For Texas, gross product is likely to rise by almost $844.4 million, with 9,302 job-years of employment. The gains in the Houston-The Woodlands-Sugar Land MSA are estimated to be $751.8 million in gross product and 8,268 job-years of employment. The benefits to Brazoria County will likely include $494.1 million in gross product and 5,754 job-years of employment.
The Freeport area is likely to see an increase in gross product of $320.9 million and 3,788 job-years of employment. (The results for each geographic area are included in the subsequently larger areas analyzed.) Additional details are described in the table below.
Jeff Ballard | President & CEO
Jeff founded Sentinel Midstream and has over 12 years of experience in the midstream sector. He has led the development and execution of crude oil infrastructure projects in various basins across the United States. Prior to founding Sentinel Midstream, Jeff served as the commercial lead at various industry leading midstream companies.
Brad Ramsey | Chief Operating Officer
Brad Ramsey has over 25 years of engineering, construction and operations experience in the midstream and downstream energy sectors with Koch, Valero and NuStar Energy. As VP of Engineering for NuStar, Brad oversaw numerous operations in six countries constructing over 16 MMbbls of storage, unit train facilities, docks, pipelines and installation and operation of a new SPM deep water facility in St. Eustatius, Netherlands.
Blair Mathews | Chief Financial Officer
Blair has more than 12 years of financial and transactional experience in the upstream and midstream sectors. In his previous role, he led the acquisition and divestiture efforts of upstream and midstream assets across multiple areas in the United States.
Keith W. Pollock | Director of Engineering

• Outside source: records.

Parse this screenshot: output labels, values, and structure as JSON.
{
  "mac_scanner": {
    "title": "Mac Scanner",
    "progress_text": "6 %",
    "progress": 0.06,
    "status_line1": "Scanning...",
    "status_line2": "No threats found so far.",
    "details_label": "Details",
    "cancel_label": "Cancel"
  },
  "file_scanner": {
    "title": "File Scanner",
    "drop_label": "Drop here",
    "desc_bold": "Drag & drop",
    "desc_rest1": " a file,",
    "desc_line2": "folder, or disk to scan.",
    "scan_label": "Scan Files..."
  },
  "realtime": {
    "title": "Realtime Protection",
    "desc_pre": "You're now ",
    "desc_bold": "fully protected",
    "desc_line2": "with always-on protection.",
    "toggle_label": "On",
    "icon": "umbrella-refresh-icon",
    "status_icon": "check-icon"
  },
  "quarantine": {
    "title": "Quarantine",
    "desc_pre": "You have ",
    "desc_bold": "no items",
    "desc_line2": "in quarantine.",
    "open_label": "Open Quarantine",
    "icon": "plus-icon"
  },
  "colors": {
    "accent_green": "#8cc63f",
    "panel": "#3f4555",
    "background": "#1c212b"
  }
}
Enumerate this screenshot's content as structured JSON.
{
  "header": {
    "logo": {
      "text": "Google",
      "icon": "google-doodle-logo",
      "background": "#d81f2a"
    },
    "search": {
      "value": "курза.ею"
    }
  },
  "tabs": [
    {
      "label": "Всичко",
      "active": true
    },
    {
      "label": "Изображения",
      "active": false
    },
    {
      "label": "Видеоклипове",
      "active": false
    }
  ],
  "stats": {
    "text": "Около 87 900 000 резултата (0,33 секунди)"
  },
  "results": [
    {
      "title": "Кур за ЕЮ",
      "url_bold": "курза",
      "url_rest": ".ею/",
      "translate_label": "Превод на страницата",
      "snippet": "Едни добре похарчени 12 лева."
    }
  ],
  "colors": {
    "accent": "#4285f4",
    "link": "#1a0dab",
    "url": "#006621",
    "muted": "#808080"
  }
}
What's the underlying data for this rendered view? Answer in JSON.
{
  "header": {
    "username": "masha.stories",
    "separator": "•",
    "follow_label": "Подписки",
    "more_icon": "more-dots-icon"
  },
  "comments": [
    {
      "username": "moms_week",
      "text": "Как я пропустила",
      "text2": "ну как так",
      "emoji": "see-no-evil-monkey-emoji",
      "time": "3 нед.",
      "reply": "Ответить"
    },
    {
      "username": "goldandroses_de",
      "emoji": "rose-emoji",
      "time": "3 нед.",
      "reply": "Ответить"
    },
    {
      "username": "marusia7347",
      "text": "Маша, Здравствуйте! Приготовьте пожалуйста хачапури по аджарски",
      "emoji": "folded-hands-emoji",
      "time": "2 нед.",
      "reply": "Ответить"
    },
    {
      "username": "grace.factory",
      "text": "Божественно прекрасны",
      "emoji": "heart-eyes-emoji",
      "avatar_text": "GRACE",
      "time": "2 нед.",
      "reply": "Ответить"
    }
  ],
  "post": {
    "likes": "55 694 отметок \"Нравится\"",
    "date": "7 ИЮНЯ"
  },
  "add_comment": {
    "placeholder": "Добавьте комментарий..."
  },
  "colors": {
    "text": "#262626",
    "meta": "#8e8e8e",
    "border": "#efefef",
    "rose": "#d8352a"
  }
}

Keith Pollock has over 15 years of engineering, construction and project management experience including both onshore and offshore midstream projects along the U.S. Gulf Coast, in the Gulf of Mexico and abroad. As a Project Manager at Chevron Pipeline, Keith managed all major capital pipeline and off-plot facility projects for support of the Chevron-Phillips Chemical USGC Expansion project in Baytown, TX and Sweeny, TX.
Tyler Abadie, P.E.: Engineering and Regulatory Compliance
Tyler served as engineering and operations lead for Harvest-Marks Pipeline, a private equity joint venture in Southeast Louisiana. Tyler worked directly for ownership and managed day-to-day operations, capital projects, new producer connections, SCADA monitoring, DOT compliance
Phillip A. Plaisance: Operations, Oil Movements and Emergency Response
Prior to joining the team, Phillip served as Manager of Oil Movements at LOOP for 19 years, managing the scheduling department and the operations control center handling over 1.3 MMbbls/d.
Chuck Arnondin: Senior Project Manager and Engineer
Chuck has over 37 years of experience in the oil and gas industry as engineer, project manager and manager of engineering with 24 years at LOOP. He has extensive experience with projects related to the design construction of storage tanks, pipelines, meter stations and salt dome storage cavern facilities.
Kyle Lawson | Finance, Commercial Development and Risk Management
Before joining the team, Kyle served in various roles at LOOP for a total of 10 years including business development, operations, accounting and financial reporting.
Capt. Dan Harris (Mooring Master) | Director of Marine Operations
Captain Harris has a total of 36 years experience with 18 years as Mooring Master at LOOP servicing VLCC where he has over 2000 moorings and experience with half a dozen loading operations.
Capt. Ed Stanton (Ret. USCG) | Environmental and Regulatory Compliance
Captain Edwin Stanton is retired United States Coast Guard where he was responsible for the management of port safety and security for LOOP as the Commander Sector New Orleans, Louisiana. He was also responsible for the development and implementation of oil, hazardous materials and emergency management response policy.
Last modified: 6/17/2019